▶ _TASK TO COMPLETE_
Whenever a line contains the string "accent", copy it out of the entries.

▶ _RECORDS PROVIDED_

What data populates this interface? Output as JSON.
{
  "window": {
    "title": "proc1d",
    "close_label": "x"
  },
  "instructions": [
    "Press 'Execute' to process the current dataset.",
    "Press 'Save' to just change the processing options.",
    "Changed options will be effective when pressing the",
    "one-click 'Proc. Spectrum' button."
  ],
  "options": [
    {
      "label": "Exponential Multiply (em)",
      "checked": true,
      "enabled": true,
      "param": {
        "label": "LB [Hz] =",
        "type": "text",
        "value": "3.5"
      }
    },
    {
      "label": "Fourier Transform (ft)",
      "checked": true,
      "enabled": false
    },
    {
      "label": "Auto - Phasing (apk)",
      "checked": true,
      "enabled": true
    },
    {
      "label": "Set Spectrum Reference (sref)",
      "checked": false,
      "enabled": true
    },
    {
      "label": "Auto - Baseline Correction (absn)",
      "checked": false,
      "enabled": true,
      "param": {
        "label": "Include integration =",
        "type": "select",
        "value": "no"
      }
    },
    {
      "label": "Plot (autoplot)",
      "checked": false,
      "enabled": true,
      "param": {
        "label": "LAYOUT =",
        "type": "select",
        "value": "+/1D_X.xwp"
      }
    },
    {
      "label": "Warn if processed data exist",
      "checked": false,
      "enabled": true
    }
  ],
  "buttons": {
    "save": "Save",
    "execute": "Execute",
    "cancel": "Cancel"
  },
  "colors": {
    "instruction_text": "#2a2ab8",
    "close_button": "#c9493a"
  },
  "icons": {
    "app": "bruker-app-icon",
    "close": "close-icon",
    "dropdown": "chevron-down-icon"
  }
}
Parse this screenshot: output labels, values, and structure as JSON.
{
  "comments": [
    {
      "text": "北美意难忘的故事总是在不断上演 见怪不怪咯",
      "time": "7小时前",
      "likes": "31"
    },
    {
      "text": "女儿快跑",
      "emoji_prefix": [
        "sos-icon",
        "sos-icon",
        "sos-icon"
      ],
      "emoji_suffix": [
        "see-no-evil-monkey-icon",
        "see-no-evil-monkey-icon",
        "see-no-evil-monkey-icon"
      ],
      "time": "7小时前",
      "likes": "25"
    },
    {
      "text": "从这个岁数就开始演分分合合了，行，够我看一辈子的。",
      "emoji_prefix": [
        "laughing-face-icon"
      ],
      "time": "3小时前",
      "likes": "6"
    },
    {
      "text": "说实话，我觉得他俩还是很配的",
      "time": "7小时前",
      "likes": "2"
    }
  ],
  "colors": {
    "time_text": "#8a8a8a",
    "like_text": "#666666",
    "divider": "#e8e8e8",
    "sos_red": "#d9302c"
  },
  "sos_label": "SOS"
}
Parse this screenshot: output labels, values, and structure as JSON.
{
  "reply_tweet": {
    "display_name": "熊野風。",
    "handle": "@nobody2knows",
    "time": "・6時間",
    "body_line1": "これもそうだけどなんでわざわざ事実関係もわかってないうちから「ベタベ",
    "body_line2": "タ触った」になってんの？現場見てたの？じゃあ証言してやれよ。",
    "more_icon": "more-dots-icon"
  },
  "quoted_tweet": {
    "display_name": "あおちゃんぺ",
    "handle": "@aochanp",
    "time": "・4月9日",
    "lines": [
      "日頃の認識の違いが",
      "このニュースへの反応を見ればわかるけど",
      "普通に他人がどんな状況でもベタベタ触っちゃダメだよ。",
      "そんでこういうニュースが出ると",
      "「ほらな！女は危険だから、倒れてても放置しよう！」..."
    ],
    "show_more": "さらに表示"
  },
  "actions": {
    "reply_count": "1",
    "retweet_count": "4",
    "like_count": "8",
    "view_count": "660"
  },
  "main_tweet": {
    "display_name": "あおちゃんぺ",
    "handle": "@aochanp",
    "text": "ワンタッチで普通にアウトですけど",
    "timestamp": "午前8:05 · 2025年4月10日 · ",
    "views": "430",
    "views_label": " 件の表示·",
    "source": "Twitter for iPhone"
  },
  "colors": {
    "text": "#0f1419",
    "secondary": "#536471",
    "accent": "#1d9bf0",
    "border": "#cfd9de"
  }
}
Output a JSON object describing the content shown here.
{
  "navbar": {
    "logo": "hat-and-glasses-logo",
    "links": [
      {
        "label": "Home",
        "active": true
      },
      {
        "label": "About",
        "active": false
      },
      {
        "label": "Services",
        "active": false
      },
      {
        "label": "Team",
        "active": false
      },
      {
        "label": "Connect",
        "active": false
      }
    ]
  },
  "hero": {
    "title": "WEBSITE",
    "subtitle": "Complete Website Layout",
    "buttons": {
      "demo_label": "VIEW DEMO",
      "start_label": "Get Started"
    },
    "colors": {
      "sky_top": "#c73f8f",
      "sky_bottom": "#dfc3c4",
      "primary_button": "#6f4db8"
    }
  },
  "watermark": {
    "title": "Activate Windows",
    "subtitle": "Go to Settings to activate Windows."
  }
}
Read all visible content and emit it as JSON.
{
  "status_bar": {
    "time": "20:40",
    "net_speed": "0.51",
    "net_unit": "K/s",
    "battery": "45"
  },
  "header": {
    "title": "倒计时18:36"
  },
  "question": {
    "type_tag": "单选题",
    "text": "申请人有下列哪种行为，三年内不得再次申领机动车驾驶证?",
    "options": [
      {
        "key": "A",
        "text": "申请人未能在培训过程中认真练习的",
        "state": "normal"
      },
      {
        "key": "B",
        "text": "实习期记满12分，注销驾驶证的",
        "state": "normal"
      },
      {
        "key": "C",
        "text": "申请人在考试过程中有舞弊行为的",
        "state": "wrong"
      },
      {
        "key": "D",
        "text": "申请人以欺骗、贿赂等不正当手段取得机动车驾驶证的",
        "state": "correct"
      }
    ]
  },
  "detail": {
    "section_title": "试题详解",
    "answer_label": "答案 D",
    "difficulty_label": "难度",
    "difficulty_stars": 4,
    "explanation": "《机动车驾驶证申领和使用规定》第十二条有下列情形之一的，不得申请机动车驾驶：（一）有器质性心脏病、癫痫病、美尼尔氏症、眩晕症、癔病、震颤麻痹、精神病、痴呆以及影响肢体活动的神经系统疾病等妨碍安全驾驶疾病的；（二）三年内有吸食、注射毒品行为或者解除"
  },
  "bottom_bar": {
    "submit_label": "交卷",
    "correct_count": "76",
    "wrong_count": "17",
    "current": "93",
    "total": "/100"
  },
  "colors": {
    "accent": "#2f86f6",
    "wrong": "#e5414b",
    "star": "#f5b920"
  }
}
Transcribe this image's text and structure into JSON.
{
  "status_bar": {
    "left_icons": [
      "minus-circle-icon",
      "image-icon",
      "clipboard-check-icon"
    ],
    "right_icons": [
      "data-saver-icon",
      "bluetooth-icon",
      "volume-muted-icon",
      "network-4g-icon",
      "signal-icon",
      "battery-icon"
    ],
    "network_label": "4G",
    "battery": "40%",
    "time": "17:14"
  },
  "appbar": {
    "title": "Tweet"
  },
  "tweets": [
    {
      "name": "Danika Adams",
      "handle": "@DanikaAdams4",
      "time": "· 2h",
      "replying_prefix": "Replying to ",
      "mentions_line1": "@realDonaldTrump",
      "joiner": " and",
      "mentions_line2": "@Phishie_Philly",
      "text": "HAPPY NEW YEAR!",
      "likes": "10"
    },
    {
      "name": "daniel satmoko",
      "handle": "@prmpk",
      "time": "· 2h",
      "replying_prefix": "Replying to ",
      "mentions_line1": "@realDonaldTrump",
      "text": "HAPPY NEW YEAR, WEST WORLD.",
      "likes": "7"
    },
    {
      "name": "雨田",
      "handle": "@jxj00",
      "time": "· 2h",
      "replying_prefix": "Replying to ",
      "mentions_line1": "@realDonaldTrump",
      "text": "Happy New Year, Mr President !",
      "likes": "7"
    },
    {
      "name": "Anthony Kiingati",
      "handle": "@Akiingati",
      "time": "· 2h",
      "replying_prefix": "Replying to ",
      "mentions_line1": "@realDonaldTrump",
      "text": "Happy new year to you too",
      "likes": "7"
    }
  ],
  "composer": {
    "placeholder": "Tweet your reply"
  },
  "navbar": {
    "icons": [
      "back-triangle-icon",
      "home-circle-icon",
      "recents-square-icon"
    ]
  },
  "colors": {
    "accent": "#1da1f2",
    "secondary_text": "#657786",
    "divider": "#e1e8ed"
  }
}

▶ _RESPONSE_
    "accent": "#1d9bf0",
    "accent": "#2f86f6",
    "accent": "#1da1f2",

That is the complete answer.